Please repeat every line below exactly, from the first to the last.

------------------------------------------------------------------------

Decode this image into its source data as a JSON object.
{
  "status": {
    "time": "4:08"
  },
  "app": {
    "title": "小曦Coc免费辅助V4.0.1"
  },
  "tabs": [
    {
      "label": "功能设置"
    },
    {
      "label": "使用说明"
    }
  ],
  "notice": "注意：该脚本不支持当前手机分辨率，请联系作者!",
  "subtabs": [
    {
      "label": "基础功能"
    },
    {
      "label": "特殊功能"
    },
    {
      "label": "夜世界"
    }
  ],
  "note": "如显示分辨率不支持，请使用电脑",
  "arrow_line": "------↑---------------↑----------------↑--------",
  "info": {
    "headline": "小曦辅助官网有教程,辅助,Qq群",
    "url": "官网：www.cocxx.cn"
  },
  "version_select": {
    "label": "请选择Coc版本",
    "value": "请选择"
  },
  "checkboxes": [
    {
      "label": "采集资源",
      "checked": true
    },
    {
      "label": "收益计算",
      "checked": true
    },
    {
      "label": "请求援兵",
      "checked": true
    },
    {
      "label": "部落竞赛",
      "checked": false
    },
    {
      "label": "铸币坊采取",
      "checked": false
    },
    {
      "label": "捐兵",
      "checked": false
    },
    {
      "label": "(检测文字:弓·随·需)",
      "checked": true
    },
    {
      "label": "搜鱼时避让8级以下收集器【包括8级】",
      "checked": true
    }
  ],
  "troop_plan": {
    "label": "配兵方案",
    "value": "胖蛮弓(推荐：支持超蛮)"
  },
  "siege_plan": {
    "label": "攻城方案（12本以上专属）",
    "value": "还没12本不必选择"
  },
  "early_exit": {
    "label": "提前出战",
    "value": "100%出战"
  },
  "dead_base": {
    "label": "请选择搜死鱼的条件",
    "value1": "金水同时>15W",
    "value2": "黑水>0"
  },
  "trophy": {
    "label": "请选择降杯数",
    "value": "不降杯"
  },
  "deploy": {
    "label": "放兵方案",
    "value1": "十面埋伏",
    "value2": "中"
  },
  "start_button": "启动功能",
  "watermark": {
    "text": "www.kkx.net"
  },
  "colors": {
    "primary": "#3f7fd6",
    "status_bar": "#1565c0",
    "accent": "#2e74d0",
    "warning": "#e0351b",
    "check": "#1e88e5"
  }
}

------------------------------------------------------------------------

_Solution for this task_:
Decode this image into its source data as a JSON object.
{
  "status": {
    "time": "4:08"
  },
  "app": {
    "title": "小曦Coc免费辅助V4.0.1"
  },
  "tabs": [
    {
      "label": "功能设置"
    },
    {
      "label": "使用说明"
    }
  ],
  "notice": "注意：该脚本不支持当前手机分辨率，请联系作者!",
  "subtabs": [
    {
      "label": "基础功能"
    },
    {
      "label": "特殊功能"
    },
    {
      "label": "夜世界"
    }
  ],
  "note": "如显示分辨率不支持，请使用电脑",
  "arrow_line": "------↑---------------↑----------------↑--------",
  "info": {
    "headline": "小曦辅助官网有教程,辅助,Qq群",
    "url": "官网：www.cocxx.cn"
  },
  "version_select": {
    "label": "请选择Coc版本",
    "value": "请选择"
  },
  "checkboxes": [
    {
      "label": "采集资源",
      "checked": true
    },
    {
      "label": "收益计算",
      "checked": true
    },
    {
      "label": "请求援兵",
      "checked": true
    },
    {
      "label": "部落竞赛",
      "checked": false
    },
    {
      "label": "铸币坊采取",
      "checked": false
    },
    {
      "label": "捐兵",
      "checked": false
    },
    {
      "label": "(检测文字:弓·随·需)",
      "checked": true
    },
    {
      "label": "搜鱼时避让8级以下收集器【包括8级】",
      "checked": true
    }
  ],
  "troop_plan": {
    "label": "配兵方案",
    "value": "胖蛮弓(推荐：支持超蛮)"
  },
  "siege_plan": {
    "label": "攻城方案（12本以上专属）",
    "value": "还没12本不必选择"
  },
  "early_exit": {
    "label": "提前出战",
    "value": "100%出战"
  },
  "dead_base": {
    "label": "请选择搜死鱼的条件",
    "value1": "金水同时>15W",
    "value2": "黑水>0"
  },
  "trophy": {
    "label": "请选择降杯数",
    "value": "不降杯"
  },
  "deploy": {
    "label": "放兵方案",
    "value1": "十面埋伏",
    "value2": "中"
  },
  "start_button": "启动功能",
  "watermark": {
    "text": "www.kkx.net"
  },
  "colors": {
    "primary": "#3f7fd6",
    "status_bar": "#1565c0",
    "accent": "#2e74d0",
    "warning": "#e0351b",
    "check": "#1e88e5"
  }
}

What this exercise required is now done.